Circumcision Not Recommended
Pathological phimosis—more accurately called preputial stenosis and sometimes described as acquired phimosis—occurs in less than one percent of males, is often misdiagnosed, and has many causes. Lichen sclerosus et atrophicus (LSA), thought to be the same condition as balanitis xerotica obliterans (BXO), is regarded as a common cause of pathological phimosis. Other causes include scarring caused by forcible retraction of the foreskin and balanitis. Males with phimosis have masturbation practices that differ from the usual back-and-forth gliding of the foreskin that mimics sexual intercourse.
Some studies have found phimosis to be a risk factor for urinary retention and cancer of the penis. Common treatments include steroid creams, preputioplasty, manual stretching, and circumcision.
Using circumcision to avoid phimosis is not advised.
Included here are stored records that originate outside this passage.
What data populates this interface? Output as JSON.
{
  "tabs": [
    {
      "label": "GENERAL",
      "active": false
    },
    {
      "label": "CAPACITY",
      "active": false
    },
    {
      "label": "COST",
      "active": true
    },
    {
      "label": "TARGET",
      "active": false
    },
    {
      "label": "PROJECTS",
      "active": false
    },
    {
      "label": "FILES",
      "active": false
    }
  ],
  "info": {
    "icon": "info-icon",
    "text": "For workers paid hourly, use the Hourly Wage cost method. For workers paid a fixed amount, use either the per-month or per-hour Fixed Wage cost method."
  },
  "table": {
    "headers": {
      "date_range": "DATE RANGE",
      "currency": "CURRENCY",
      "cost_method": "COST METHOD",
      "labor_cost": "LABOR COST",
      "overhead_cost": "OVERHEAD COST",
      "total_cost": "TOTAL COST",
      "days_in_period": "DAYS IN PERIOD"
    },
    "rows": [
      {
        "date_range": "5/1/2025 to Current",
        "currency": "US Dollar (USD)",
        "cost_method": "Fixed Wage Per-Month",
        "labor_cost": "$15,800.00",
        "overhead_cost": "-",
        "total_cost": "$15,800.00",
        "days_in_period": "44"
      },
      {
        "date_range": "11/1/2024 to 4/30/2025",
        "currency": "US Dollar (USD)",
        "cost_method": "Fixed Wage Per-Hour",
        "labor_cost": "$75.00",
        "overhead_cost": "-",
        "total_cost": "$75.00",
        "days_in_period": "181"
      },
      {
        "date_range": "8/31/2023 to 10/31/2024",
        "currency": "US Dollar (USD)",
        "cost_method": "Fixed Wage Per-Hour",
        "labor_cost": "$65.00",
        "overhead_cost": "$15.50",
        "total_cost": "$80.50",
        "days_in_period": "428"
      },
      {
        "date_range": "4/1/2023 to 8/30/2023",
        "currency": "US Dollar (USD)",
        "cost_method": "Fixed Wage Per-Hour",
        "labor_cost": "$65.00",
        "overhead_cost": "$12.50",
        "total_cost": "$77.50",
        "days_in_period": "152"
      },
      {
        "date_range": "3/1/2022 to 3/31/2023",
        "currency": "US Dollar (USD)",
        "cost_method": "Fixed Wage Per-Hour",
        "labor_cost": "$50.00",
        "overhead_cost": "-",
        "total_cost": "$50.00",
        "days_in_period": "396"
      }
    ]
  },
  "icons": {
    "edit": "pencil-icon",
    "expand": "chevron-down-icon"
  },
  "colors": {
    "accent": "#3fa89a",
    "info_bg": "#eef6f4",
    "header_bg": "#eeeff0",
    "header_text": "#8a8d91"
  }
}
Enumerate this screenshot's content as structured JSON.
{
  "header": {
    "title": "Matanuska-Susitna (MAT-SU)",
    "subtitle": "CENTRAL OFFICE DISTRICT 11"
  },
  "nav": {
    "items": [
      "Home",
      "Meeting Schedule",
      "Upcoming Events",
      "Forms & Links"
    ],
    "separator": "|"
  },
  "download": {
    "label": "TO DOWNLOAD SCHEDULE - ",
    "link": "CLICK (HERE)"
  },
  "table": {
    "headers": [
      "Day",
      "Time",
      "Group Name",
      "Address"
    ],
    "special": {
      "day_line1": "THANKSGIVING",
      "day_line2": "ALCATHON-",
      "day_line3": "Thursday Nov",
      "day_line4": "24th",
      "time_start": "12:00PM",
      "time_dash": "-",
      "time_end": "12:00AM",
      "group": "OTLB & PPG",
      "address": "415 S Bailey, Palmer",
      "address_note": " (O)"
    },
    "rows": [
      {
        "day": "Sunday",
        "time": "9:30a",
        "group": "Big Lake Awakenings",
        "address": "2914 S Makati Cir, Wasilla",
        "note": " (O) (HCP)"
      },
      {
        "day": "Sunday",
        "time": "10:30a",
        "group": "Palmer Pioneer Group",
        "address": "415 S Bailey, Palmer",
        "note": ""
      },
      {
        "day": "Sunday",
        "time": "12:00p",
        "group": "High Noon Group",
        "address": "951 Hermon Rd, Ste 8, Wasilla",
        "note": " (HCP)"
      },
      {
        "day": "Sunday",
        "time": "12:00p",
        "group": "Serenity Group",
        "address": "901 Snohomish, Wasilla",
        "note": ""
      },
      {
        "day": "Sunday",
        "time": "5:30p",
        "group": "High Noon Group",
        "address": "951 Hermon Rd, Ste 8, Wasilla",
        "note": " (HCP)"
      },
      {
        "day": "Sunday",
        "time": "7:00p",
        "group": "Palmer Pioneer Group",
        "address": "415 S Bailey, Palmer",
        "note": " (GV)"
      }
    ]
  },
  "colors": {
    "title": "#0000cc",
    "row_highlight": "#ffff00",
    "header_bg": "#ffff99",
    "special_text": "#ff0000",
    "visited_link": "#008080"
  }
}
Less than one-tenth of one percent of intact adolescent boys per year will develop pathological phimosis, while the risk of post-circumcision phimosis due to adhesions is twenty-five times higher.